The traits that have draft evaluators salivating are Coulibaly’s age, measurables, athleticism and team-first mentality. He’s 18 years old and 6-foot-6 with a 7-foot-2 wingspan. He’s a coordinated, fluid athlete who can leave the ground in a hurry. As the games have gotten more meaningful for the Mets, Coulibaly’s level of play has increased — which shows quite a bit of maturity for a player so young.

On offense, he’s a low usage player at this stage of his career. He finishes in transition, shoots open threes and takes direct drives to the hoop. There’s evidence that he has a good feel for the game — but that evidence is sparse due to his lack of participation on that end.

Overall, since he’s so raw, I think Coulibaly could be anything from a valuable starter on a good team to a complete bust who in hindsight rode Wembanyama’s momentum to a first round selection. 

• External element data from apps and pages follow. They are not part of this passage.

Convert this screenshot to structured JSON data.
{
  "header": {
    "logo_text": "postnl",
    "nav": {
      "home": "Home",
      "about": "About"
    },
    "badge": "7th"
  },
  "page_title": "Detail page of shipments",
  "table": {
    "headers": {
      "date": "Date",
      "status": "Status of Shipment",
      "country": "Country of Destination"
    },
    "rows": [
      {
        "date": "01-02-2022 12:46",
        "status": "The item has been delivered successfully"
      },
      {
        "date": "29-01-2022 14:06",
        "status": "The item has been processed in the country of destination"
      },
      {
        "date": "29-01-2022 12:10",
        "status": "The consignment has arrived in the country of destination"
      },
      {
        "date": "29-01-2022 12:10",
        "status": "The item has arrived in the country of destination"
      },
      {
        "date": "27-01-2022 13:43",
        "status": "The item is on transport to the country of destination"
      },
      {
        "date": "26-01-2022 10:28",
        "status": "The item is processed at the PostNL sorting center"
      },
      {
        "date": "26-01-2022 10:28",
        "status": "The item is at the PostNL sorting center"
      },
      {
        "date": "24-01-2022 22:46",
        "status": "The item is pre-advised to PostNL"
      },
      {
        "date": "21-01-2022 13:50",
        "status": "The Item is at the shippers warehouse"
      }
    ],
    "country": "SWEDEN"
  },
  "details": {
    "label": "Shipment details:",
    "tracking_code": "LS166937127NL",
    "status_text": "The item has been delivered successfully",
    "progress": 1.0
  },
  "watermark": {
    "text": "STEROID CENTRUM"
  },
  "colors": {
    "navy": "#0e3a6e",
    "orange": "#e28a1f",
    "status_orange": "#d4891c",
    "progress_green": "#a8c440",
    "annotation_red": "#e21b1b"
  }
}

Trading for Coulibaly would be tricky. There’s talk he could go in the lottery but I doubt the Spurs would trade for a pick that high to draft him. But if Coulibaly begins to slip in the draft and Wembanyama has told the team he’d like to play with Coulibaly, wouldn’t it be wise to use some of their draft capital to acquire him? I think it might.

Jarace Walker

Recently, I placed Walker at No. 4 on the Spurs Big Board 2.0. Since then, I’ve heard feedback from people in the know who insist that I put him too high. The argument is that Walker and Jeremy Sochan are too redundant and that Sochan is the superior prospect. It’s difficult to make a counter argument, especially because the Spurs would need to give up an arm and a leg to trade up to draft Walker somewhere in the top ten. 

All of that said, I still wouldn’t be shocked to see the Spurs move up to get Walker. He’s a multi-positional defender who plays a winning brand of basketball. He’s big and strong at about 6-foot-8 and 250 pounds and he has a high basketball IQ. Walker flashes skills on both ends and should be ready to play right away. Add it all together and that sounds like the type of player you want next to Wembanyama.  

The Rest of the Field

Sure, it’d be awesome to get Scoot Henderson to play next to Victor Wembanyama — but that’d be way too costly. The only other two players I could even halfway imagine the Spurs trading up to acquire are Amen Thompson and Ausar Thompson. In a world where other NBA teams are scared off by these twins from the Overtime Elite, it’s possible the Spurs could trade up to get one of them. But I think that’d take Amen dropping out of the top ten or Ausar dropping out of the top 15 — and both of those scenarios are extremely unlikely.